EXERCISE OBJECTIVE: Every line below that includes the word "Characteristics" needs to be copied.

___ RECORDS SHOWN ___

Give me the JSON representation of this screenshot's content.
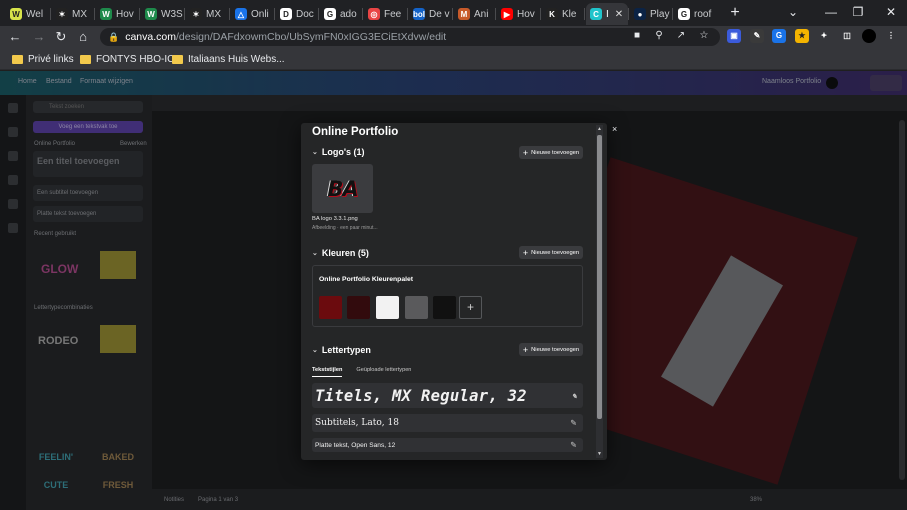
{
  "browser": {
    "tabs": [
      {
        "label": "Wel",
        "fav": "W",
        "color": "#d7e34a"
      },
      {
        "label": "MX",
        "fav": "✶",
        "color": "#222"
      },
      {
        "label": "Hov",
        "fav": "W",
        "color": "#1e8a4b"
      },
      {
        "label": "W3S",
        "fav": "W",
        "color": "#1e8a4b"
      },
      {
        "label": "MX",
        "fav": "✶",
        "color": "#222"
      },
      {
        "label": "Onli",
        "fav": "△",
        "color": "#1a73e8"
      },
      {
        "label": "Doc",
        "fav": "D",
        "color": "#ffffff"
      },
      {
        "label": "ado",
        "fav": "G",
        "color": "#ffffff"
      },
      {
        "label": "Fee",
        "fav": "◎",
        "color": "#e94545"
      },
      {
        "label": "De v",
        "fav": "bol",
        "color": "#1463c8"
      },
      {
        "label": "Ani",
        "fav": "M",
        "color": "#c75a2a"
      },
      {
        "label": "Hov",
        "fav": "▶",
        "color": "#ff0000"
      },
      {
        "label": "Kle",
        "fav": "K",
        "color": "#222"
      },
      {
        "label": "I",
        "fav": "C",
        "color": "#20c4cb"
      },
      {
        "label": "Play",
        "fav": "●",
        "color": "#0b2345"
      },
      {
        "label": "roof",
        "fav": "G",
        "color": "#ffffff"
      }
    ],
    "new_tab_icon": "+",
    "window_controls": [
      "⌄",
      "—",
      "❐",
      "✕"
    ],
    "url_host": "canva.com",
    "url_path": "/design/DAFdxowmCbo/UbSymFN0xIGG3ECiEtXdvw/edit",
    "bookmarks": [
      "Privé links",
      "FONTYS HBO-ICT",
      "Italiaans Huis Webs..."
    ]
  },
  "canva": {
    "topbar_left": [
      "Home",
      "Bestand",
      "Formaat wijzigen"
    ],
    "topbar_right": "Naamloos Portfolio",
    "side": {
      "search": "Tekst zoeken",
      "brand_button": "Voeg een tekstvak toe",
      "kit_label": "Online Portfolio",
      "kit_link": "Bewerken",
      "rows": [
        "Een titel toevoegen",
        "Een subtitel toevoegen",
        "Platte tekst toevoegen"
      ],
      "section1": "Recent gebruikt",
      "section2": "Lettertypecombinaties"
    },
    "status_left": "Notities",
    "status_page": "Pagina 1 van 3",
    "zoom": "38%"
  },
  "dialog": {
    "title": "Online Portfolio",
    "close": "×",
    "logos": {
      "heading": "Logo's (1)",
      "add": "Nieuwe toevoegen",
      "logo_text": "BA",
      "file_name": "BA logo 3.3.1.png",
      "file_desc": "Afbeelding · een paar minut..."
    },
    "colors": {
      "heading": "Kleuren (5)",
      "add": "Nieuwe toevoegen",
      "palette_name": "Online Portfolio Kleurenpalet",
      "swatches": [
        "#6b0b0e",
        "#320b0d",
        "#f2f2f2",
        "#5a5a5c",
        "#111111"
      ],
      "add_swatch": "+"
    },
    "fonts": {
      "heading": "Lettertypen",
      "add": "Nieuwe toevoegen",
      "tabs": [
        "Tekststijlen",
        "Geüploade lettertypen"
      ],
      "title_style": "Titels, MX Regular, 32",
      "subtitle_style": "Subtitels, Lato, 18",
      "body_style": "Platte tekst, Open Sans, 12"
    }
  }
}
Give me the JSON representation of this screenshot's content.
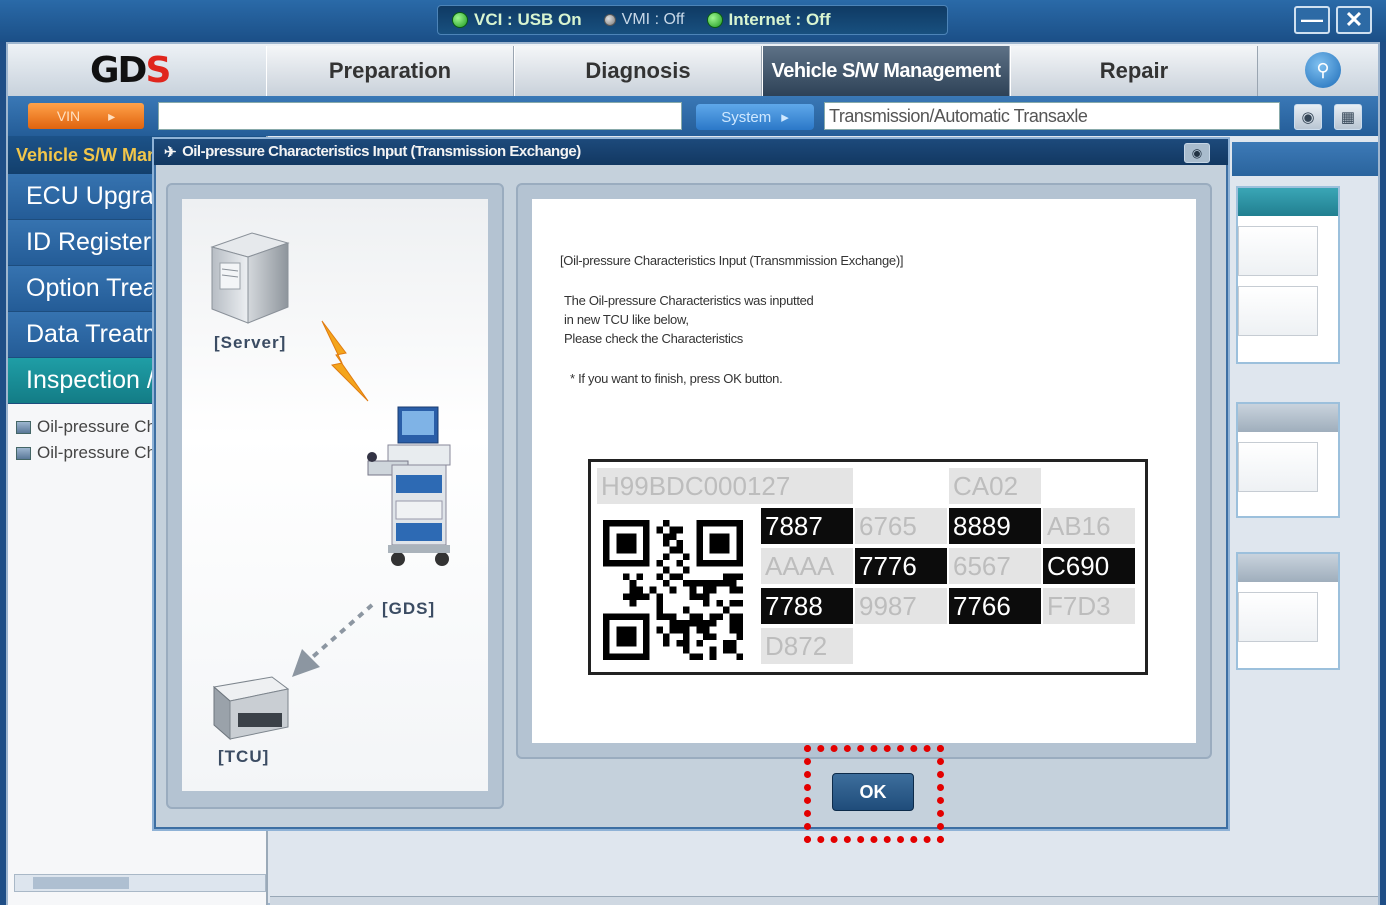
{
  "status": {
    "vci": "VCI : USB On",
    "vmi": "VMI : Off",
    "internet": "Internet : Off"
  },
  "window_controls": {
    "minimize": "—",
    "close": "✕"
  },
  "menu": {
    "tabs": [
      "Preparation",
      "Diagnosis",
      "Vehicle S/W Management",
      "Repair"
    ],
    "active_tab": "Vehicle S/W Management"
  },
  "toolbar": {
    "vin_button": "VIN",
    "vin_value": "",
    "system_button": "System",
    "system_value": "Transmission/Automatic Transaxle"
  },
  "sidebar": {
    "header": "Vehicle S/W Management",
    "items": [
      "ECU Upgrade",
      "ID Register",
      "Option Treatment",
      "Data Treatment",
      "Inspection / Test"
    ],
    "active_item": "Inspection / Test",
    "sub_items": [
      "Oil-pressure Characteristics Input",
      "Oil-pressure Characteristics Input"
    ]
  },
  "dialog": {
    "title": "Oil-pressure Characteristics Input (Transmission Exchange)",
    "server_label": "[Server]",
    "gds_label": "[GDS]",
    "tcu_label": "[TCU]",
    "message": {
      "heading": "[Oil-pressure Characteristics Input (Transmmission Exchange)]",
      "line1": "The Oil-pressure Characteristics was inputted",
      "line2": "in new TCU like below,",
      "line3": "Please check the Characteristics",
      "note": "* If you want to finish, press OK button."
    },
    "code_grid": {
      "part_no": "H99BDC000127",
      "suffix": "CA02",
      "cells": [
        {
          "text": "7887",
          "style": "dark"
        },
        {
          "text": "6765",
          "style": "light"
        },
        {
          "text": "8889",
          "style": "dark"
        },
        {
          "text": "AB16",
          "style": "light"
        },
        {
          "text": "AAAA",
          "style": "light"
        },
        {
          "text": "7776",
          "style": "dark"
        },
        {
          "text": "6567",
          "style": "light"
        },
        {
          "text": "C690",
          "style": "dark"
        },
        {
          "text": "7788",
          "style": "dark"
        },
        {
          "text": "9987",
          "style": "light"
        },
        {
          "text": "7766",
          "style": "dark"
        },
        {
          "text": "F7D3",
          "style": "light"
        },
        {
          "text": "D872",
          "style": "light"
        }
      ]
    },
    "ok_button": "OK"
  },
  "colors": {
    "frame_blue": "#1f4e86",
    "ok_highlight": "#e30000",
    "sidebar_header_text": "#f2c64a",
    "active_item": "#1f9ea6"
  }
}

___
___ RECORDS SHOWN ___

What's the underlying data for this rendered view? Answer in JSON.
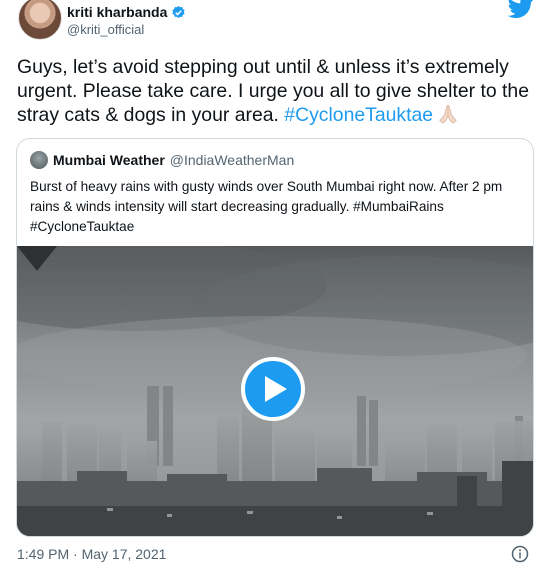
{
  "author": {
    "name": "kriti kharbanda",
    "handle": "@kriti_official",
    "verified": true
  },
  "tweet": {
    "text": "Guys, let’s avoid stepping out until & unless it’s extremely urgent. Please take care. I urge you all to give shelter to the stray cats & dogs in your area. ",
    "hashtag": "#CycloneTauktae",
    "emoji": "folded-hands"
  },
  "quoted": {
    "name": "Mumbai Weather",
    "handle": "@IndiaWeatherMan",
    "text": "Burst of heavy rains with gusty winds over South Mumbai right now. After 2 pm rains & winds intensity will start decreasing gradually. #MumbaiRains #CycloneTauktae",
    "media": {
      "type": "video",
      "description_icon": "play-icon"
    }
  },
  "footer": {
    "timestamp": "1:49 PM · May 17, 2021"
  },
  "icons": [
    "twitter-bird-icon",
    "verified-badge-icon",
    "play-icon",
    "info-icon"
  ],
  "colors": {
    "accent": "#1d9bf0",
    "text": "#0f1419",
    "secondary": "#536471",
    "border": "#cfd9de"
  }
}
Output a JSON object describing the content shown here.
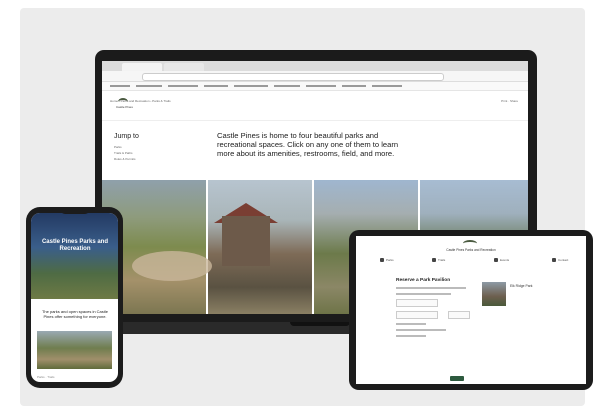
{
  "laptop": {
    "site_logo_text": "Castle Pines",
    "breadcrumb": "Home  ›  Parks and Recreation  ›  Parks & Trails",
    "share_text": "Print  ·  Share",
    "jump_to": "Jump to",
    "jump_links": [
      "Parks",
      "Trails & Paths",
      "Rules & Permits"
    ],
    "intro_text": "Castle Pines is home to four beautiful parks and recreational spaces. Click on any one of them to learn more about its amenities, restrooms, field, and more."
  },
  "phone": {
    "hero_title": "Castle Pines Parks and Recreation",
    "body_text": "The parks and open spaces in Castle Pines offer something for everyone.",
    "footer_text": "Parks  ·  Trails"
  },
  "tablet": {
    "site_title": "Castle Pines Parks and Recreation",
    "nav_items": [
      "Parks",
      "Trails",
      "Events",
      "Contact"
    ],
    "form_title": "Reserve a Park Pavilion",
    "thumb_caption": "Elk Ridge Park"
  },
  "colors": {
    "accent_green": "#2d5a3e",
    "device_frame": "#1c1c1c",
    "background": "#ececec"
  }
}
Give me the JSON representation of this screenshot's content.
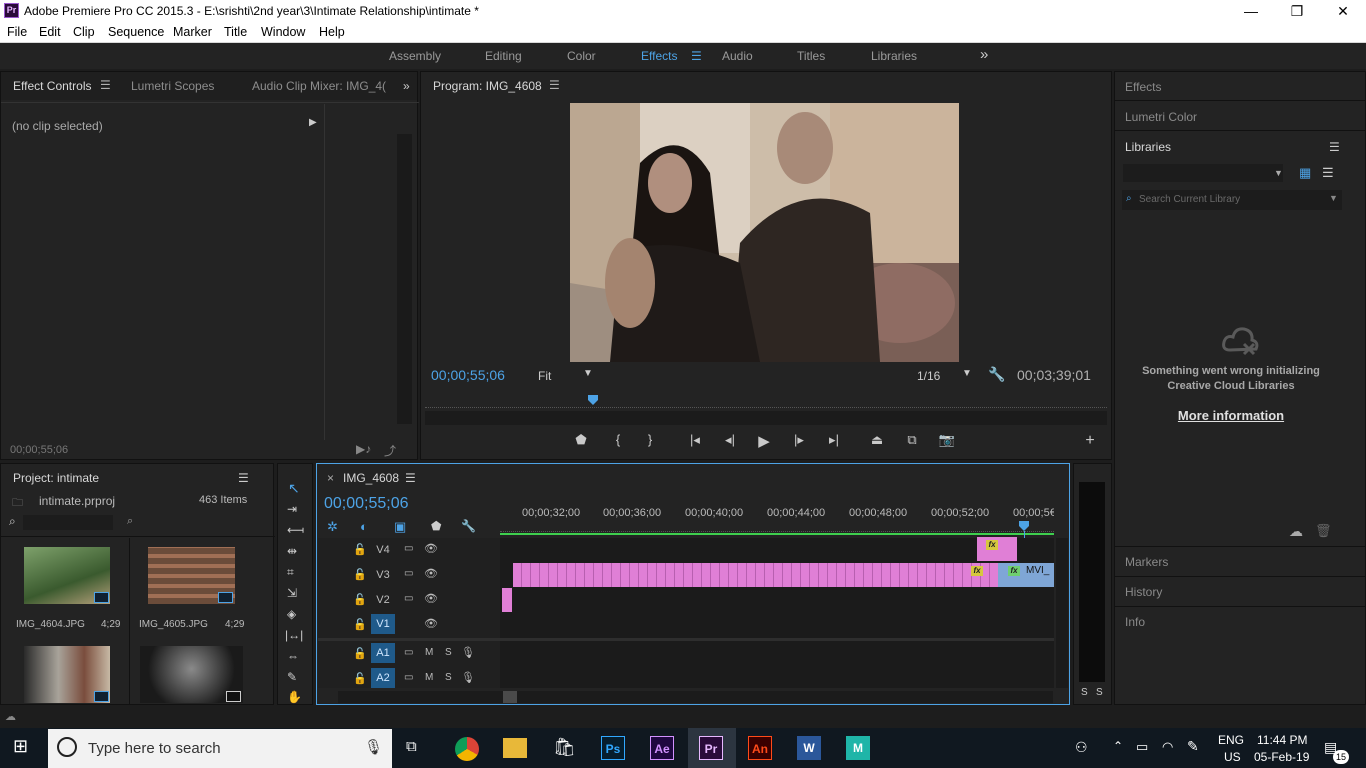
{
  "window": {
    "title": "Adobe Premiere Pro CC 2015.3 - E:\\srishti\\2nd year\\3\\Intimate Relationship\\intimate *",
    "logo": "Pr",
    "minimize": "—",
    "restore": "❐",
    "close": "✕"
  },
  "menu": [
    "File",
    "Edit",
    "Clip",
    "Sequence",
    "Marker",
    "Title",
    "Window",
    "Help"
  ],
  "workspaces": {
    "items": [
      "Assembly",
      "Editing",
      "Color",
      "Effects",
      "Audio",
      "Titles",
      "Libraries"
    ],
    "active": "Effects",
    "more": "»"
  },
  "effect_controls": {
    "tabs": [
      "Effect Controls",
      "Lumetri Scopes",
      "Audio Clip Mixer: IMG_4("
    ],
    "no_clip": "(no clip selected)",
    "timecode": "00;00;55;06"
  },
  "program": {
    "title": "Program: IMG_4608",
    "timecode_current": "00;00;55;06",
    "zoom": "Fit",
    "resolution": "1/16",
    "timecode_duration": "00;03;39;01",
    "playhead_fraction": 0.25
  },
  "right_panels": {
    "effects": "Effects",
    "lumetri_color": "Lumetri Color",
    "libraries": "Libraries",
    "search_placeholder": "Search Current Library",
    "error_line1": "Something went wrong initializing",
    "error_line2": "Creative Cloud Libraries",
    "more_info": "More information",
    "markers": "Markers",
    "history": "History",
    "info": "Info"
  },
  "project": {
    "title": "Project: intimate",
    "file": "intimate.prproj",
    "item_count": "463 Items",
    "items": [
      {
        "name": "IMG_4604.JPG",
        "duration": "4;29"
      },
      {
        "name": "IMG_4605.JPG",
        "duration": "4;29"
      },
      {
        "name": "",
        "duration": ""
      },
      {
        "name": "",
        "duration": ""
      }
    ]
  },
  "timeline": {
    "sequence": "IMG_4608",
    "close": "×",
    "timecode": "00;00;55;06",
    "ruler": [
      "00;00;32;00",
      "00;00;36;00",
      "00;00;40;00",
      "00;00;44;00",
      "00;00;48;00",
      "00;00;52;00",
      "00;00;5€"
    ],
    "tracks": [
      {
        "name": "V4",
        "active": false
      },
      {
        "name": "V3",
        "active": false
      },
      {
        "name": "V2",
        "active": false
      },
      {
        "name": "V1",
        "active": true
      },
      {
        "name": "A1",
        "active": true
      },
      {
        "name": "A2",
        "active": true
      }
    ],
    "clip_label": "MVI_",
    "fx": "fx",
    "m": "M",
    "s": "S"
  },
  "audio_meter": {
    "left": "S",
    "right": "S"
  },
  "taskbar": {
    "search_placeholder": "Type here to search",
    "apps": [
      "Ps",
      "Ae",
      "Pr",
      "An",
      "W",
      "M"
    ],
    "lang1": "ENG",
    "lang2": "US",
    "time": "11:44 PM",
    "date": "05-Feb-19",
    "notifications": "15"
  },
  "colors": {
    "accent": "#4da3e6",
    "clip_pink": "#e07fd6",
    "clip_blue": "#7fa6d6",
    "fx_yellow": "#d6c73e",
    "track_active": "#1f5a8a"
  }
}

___
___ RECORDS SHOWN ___

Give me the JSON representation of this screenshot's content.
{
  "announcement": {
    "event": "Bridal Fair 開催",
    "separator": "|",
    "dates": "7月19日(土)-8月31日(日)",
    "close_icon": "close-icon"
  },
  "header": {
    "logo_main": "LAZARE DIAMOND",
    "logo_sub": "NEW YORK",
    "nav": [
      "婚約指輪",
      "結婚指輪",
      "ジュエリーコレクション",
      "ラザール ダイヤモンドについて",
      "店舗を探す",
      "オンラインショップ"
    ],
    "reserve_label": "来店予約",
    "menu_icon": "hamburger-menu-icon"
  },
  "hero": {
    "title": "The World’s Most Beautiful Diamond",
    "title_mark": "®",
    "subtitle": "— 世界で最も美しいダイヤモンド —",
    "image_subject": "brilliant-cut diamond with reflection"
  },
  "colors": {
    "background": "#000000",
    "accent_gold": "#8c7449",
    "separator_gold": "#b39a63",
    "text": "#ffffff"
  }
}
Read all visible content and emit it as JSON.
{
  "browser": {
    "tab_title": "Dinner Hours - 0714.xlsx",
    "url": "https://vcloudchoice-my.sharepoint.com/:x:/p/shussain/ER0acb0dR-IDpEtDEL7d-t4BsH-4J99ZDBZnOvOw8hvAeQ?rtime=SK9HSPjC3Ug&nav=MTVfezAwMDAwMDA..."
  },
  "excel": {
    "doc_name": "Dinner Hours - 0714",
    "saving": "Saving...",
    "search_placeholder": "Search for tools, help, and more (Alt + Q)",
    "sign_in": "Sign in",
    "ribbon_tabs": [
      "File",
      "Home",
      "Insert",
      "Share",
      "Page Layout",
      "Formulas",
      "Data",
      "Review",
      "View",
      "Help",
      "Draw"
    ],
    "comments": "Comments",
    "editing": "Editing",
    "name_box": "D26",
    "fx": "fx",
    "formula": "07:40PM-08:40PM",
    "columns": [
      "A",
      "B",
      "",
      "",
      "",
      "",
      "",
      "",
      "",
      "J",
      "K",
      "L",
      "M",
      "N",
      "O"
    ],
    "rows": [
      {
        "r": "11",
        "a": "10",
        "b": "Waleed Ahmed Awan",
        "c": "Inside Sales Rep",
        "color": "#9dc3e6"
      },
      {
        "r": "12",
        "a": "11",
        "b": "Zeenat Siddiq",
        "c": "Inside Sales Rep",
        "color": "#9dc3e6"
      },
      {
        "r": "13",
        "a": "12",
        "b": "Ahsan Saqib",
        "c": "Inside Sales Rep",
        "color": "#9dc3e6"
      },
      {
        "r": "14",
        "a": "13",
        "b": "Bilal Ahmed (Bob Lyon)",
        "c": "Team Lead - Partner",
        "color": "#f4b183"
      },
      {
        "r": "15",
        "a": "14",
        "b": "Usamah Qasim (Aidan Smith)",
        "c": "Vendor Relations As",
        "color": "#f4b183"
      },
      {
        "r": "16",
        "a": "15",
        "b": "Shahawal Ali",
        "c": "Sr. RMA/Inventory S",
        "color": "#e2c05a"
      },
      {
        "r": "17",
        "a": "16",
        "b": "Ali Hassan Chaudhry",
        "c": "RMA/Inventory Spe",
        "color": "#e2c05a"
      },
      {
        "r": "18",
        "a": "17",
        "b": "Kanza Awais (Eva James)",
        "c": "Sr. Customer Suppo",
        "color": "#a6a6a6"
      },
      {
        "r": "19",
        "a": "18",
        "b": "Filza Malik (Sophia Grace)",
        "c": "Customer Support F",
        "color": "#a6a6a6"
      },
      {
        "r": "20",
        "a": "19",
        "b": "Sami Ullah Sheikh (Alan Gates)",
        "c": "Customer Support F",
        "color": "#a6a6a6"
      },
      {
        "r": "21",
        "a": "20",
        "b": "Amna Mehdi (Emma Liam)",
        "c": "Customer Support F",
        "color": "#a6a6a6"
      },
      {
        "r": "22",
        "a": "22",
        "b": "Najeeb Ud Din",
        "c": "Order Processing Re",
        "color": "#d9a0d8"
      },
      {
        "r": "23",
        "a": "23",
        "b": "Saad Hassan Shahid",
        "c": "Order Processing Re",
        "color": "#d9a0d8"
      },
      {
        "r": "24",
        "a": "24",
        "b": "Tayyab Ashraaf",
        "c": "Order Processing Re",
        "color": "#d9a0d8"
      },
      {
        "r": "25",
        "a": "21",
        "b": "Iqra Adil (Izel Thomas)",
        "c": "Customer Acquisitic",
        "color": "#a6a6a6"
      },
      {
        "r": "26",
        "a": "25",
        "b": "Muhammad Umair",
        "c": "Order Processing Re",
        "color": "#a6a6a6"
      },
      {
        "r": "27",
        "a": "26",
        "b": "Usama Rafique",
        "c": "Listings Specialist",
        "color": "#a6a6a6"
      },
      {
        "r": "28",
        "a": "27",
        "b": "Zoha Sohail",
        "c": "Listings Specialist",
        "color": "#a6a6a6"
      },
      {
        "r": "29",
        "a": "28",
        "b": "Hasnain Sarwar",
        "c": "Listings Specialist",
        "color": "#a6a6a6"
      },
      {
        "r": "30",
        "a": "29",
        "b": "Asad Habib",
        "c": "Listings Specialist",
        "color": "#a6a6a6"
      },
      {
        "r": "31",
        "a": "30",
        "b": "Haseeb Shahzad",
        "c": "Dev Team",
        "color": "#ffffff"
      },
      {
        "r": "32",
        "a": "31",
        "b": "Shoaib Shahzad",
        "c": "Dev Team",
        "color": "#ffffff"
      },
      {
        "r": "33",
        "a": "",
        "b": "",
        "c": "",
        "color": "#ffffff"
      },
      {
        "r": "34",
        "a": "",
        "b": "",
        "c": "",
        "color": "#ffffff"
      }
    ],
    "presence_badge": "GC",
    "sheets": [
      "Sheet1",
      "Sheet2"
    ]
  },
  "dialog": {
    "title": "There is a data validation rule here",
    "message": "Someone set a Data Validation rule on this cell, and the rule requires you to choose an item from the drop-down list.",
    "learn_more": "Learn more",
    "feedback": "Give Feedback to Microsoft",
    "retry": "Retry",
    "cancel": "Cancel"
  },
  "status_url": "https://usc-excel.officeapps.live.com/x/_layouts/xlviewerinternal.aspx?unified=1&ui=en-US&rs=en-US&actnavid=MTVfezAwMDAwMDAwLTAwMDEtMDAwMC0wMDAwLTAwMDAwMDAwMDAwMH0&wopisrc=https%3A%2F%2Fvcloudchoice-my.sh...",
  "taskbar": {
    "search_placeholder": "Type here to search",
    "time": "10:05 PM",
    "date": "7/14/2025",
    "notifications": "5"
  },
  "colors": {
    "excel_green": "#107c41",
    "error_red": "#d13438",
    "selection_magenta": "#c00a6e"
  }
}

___

OUTPUT OF THE TASK:
      "Oil-pressure Characteristics Input",
      "Oil-pressure Characteristics Input"
    "title": "Oil-pressure Characteristics Input (Transmission Exchange)",
      "heading": "[Oil-pressure Characteristics Input (Transmmission Exchange)]",
      "line1": "The Oil-pressure Characteristics was inputted",
      "line3": "Please check the Characteristics",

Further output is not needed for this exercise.